From the data that follows, copy every line with the string "Determine".

*** THE DATA Section Begins ***

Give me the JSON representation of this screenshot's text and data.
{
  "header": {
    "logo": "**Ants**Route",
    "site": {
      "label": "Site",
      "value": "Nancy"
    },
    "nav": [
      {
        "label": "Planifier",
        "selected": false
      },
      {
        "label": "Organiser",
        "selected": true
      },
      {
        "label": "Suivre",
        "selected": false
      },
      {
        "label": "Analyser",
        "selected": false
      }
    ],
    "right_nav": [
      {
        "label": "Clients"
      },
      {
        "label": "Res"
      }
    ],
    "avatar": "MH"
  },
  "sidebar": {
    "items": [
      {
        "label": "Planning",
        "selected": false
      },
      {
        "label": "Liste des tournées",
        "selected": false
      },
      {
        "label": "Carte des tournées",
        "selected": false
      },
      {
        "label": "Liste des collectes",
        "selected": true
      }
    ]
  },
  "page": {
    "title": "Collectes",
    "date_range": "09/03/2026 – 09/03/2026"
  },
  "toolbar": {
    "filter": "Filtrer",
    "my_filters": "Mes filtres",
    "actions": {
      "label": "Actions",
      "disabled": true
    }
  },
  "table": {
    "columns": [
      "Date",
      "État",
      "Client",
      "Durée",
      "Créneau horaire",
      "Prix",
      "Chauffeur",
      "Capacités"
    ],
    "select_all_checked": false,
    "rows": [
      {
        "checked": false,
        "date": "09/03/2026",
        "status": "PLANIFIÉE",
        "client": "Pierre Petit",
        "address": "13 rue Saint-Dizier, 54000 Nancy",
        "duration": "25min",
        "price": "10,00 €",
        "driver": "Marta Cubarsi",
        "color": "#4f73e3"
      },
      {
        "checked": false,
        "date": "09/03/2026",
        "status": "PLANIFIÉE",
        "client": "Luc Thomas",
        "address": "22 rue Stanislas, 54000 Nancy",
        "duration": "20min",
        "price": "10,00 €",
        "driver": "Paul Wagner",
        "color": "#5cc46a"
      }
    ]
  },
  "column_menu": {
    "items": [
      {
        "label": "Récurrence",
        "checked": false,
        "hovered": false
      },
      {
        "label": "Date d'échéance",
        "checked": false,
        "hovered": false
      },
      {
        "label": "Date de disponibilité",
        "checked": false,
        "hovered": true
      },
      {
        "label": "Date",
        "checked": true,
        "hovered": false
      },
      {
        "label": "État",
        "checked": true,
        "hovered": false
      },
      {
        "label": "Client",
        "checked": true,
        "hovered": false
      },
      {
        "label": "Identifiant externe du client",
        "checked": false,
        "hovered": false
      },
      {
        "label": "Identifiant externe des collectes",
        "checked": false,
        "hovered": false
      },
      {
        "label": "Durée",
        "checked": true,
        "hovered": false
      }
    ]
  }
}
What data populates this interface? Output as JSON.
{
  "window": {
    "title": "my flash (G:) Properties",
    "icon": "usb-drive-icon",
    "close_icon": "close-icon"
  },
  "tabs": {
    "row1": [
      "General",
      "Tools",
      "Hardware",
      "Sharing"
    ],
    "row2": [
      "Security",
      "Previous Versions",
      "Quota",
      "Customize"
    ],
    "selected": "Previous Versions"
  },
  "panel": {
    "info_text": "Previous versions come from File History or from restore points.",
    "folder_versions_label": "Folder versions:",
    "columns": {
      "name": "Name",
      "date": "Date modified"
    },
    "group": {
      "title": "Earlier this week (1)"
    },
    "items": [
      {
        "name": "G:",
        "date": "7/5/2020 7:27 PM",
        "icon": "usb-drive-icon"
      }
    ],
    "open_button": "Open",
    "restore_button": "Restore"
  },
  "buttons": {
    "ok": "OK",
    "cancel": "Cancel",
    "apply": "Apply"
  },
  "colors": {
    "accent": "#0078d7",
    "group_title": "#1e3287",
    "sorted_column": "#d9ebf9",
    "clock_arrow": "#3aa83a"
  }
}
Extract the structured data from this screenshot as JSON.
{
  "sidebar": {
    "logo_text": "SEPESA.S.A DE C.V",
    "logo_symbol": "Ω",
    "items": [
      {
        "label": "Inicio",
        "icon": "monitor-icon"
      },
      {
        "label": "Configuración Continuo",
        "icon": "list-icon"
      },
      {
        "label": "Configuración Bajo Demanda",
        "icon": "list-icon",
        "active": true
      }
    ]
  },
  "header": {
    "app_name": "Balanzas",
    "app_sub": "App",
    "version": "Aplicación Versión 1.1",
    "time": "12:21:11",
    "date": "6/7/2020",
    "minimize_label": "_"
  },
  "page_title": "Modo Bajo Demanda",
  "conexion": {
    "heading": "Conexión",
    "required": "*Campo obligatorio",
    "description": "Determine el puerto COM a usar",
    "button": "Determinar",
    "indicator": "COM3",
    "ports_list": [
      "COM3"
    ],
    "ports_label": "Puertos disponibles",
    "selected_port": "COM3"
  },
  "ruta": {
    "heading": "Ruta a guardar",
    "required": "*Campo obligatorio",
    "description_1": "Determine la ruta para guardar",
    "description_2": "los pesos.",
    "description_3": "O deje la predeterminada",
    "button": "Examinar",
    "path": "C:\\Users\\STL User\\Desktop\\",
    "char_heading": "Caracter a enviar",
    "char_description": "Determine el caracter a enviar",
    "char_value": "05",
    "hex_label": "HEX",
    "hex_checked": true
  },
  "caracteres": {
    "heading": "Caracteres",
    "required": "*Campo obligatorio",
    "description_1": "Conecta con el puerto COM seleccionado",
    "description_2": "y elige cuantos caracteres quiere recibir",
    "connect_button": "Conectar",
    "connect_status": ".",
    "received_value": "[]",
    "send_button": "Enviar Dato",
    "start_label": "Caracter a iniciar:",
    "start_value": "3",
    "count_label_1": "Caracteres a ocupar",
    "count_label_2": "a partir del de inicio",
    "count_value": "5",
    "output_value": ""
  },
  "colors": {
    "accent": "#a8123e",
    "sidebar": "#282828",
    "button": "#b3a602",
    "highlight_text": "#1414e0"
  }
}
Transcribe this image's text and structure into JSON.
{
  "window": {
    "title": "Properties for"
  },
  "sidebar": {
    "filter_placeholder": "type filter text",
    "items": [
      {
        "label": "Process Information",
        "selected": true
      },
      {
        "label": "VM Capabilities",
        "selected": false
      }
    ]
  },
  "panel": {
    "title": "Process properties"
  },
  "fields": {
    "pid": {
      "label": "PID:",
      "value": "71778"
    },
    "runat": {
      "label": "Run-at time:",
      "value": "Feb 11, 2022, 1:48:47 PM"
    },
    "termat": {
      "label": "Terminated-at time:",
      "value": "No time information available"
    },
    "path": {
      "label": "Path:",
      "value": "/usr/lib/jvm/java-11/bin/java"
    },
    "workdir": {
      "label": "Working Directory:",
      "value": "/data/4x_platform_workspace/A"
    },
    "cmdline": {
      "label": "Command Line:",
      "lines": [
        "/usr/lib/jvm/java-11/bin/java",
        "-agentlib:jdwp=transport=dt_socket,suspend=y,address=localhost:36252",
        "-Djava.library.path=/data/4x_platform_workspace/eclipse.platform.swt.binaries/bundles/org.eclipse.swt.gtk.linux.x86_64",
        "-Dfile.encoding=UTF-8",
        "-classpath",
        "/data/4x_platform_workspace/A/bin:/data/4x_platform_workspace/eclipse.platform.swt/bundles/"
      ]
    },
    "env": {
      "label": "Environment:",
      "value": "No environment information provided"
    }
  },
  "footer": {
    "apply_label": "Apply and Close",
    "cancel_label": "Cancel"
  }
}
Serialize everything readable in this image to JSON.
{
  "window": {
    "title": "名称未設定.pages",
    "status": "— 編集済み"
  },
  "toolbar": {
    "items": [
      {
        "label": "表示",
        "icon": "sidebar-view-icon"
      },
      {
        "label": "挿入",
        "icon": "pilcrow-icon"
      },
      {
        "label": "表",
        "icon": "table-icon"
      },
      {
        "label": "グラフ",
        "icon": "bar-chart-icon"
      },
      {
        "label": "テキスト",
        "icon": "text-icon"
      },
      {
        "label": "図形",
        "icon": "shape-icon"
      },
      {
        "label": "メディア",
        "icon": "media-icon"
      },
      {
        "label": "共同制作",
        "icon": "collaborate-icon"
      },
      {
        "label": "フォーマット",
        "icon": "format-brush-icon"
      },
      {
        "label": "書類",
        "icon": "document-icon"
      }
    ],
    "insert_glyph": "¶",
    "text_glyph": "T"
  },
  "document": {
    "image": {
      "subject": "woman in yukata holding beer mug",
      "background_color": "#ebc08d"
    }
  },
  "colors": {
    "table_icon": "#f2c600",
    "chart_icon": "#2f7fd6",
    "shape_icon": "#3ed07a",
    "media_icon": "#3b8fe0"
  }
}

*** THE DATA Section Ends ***

## TASK OUTPUT
    "description": "Determine el puerto COM a usar",
    "description_1": "Determine la ruta para guardar",
    "char_description": "Determine el caracter a enviar",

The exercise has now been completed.